▶ _Aim of the task_
Tally the lines in the data below in which the word "Version" occurs, then give only the total.

(Extracted data entries)
________
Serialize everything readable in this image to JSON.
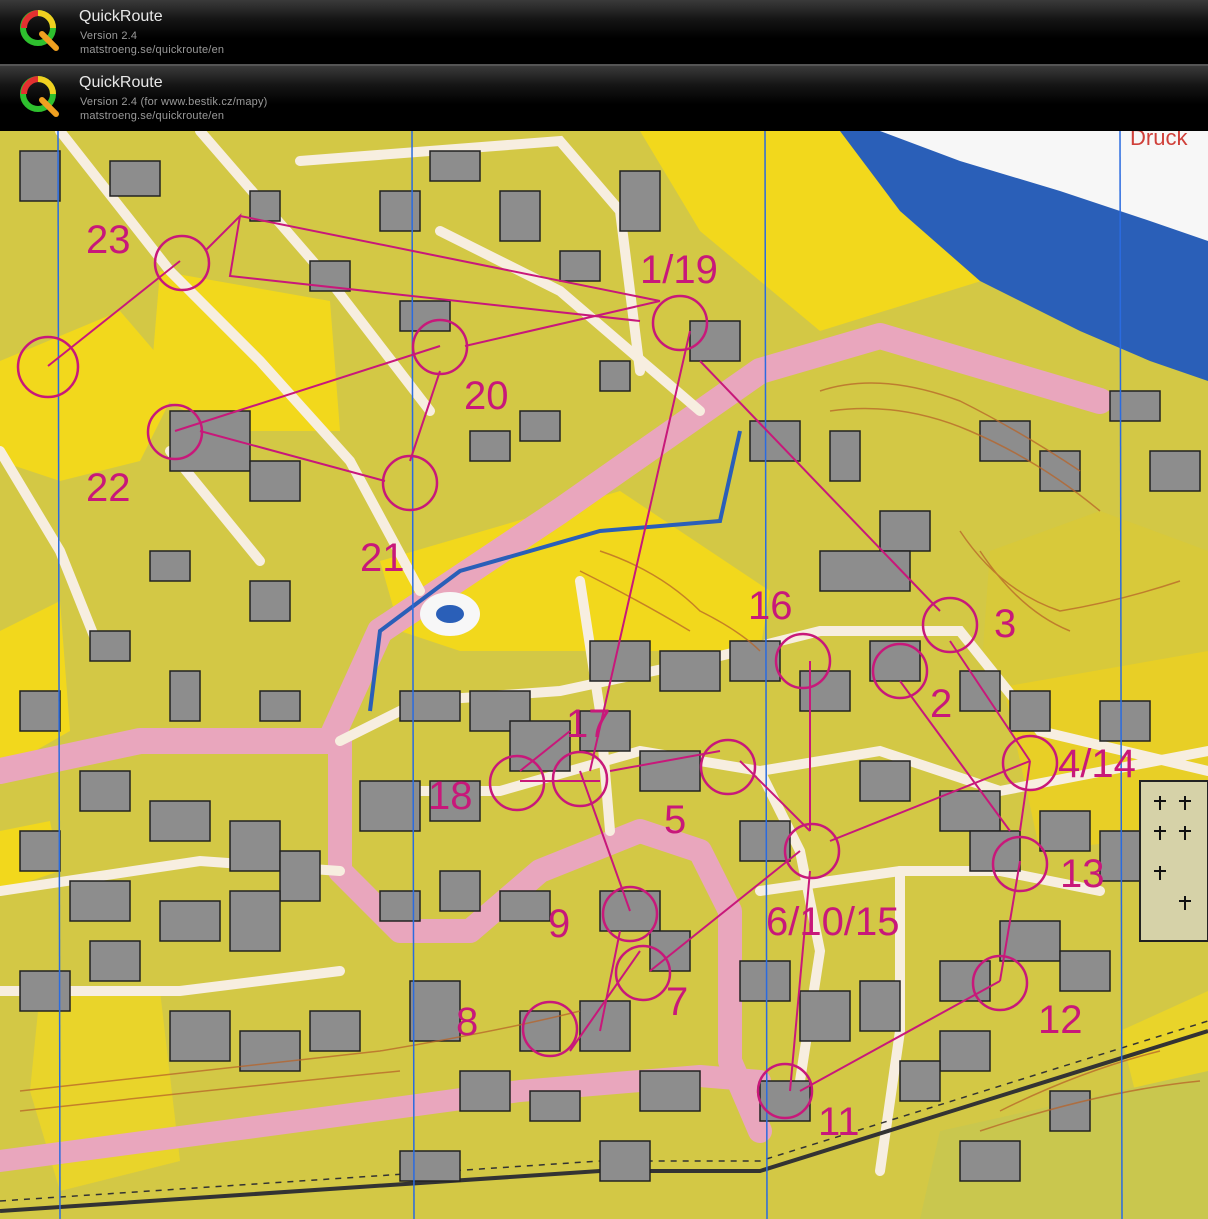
{
  "header_primary": {
    "app_name": "QuickRoute",
    "version": "Version 2.4",
    "url": "matstroeng.se/quickroute/en"
  },
  "header_secondary": {
    "app_name": "QuickRoute",
    "version": "Version 2.4  (for www.bestik.cz/mapy)",
    "url": "matstroeng.se/quickroute/en"
  },
  "map": {
    "corner_text": "Druck",
    "colors": {
      "course": "#c8187a",
      "yellow": "#f4de1c",
      "olive": "#c9c23c",
      "building": "#8d8d8d",
      "road": "#e9a6bd",
      "water": "#2a5fb8",
      "paper": "#f3ebd6"
    },
    "controls": [
      {
        "label": "23"
      },
      {
        "label": "1/19"
      },
      {
        "label": "20"
      },
      {
        "label": "22"
      },
      {
        "label": "21"
      },
      {
        "label": "16"
      },
      {
        "label": "3"
      },
      {
        "label": "2"
      },
      {
        "label": "17"
      },
      {
        "label": "4/14"
      },
      {
        "label": "18"
      },
      {
        "label": "5"
      },
      {
        "label": "13"
      },
      {
        "label": "9"
      },
      {
        "label": "6/10/15"
      },
      {
        "label": "7"
      },
      {
        "label": "12"
      },
      {
        "label": "8"
      },
      {
        "label": "11"
      }
    ]
  }
}
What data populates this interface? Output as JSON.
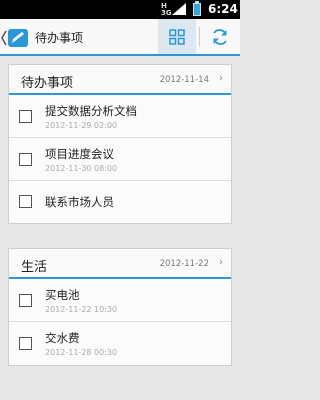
{
  "status_bar": {
    "network": [
      "H",
      "3G"
    ],
    "time": "6:24"
  },
  "action_bar": {
    "title": "待办事项",
    "icons": {
      "back": "back-chevron-icon",
      "app": "pencil-app-icon",
      "grid": "grid-icon",
      "refresh": "refresh-icon"
    },
    "accent_color": "#2c97d6"
  },
  "groups": [
    {
      "title": "待办事项",
      "date": "2012-11-14",
      "chevron": "›",
      "items": [
        {
          "title": "提交数据分析文档",
          "date": "2012-11-29 02:00"
        },
        {
          "title": "项目进度会议",
          "date": "2012-11-30 08:00"
        },
        {
          "title": "联系市场人员",
          "date": ""
        }
      ]
    },
    {
      "title": "生活",
      "date": "2012-11-22",
      "chevron": "›",
      "items": [
        {
          "title": "买电池",
          "date": "2012-11-22 10:30"
        },
        {
          "title": "交水费",
          "date": "2012-11-28 00:30"
        }
      ]
    }
  ]
}
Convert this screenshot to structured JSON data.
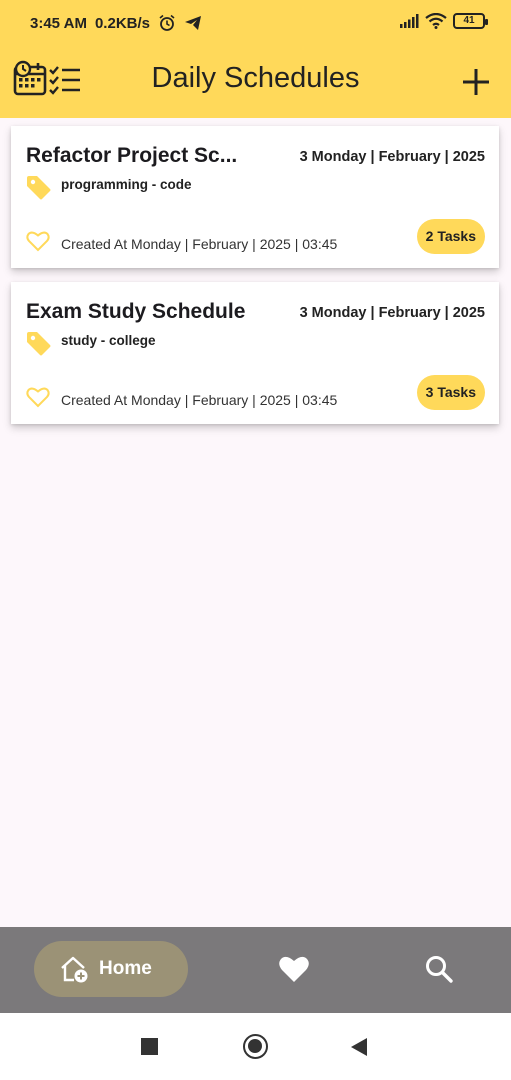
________
▶ _Written reply_
2